Hastert, Poshard propose $31 billion construction plan

By Ryan Keith

SPRINGFIELD, Ill. – Two former Illinois congressmen proposed a revamped $31 billion construction program Tuesday as time ticks down and lawmakers’ doubts grow about whether they can break a long-running stalemate this spring.

Dennis Hastert and Glenn Poshard put their political weight behind a proposal for roads, schools and other needs paid for by a mix of expanding gambling, selling the state Lottery and using excess tax revenues from soaring gasoline prices.

The new plan, backed by Gov. Rod Blagojevich’s administration, tries to pressure state lawmakers to approve a construction program for the first time in nine years.

But with a deadline for adjournment of May 31 fast approaching, some lawmakers predict a construction plan may be delayed again.

Even Poshard and Hastert, the former U.S. House speaker, acknowledge the fate of a “capital bill” is out of their hands after weeks of meetings with legislators and constituents.

“It’s the best we could possibly do,” Hastert said at a Statehouse news conference. “I think it has a very good chance of moving.”

The two leaders, brought together by Blagojevich earlier this year to help strike a deal, agreed developing the proposal was an arduous but necessary process.

Lawmakers have fought since before Blagojevich took office in 2003 over how to structure a construction plan and how to pay for it. Lawmakers have grown increasingly worried of late that they can’t trust Blagojevich to follow through with money for projects promised in any new program.

Hastert and Poshard say they got input for their plan from all legislative caucuses to try to meet those concerns.

It uses revenue ideas that legislators didn’t balk at, such as a new Chicago casino and slot machines at horse racing tracks. And it tries to address the trust issue by putting limits on what the governor can and can’t do with capital money.

The proposal also aims to please legislators by including even more projects than have been discussed before, although Poshard noted it could only go so far.

“We could have had a $60 billion bill, the needs are so great,” Poshard said.

The congressmen also stressed the urgency for legislators to act now, as billions of dollars in federal money for projects could be in jeopardy if they don’t approve a construction plan soon.

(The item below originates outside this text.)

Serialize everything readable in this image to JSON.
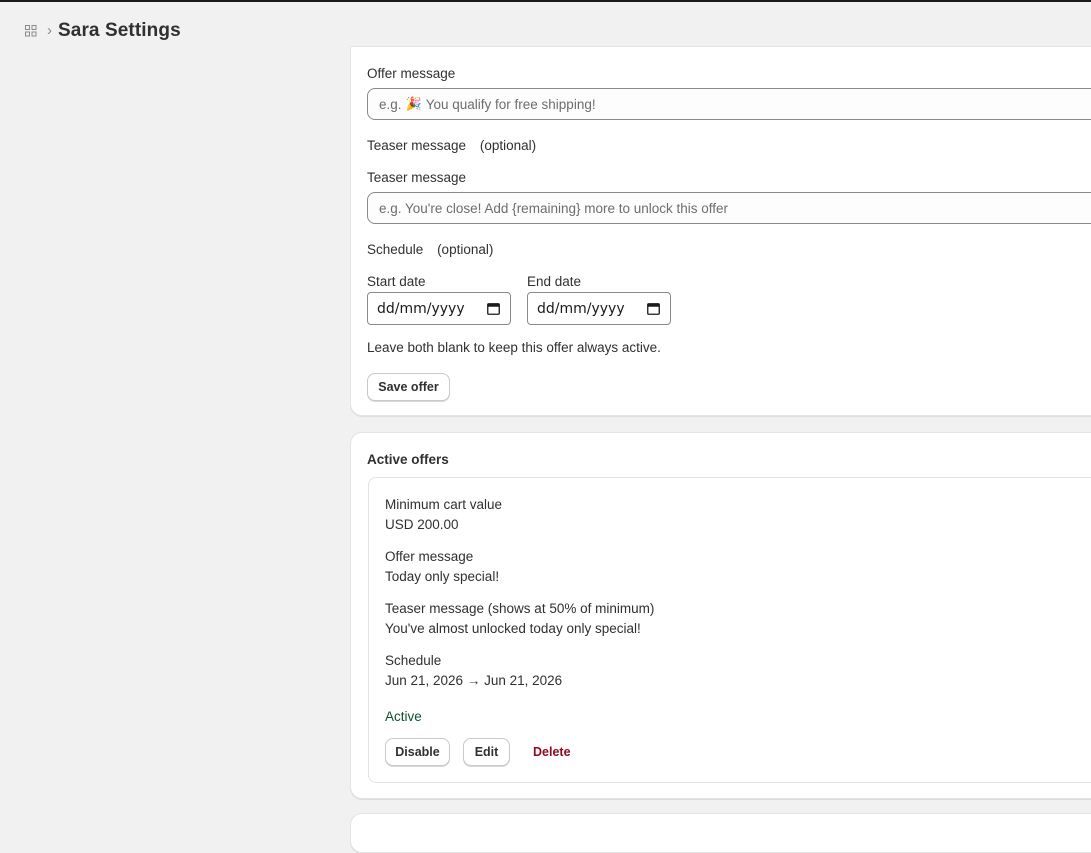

Legislative leaders said they would take it back to their members for consideration.

Senate Minority Leader Frank Watson, R-Greenville, said he’s concerned the plan might not provide enough protection for his members’ liking.

“We still have to have the assurances, the trust that they’re going to deliver on what they say and we need to tie it down as best we can,” Watson said.

Other lawmakers have indicated a construction plan could be delayed until the fall, when they could vote for extra gambling or even a tax increase without imminent voter backlash.

If lawmakers can reach a budget agreement within the next week or so, that could ensure nothing happens on a capital bill, they say.

“They are on two separate tracks,” said Senate Majority Leader Debbie Halvorson, D-Crete. “They are not tied together in any way.”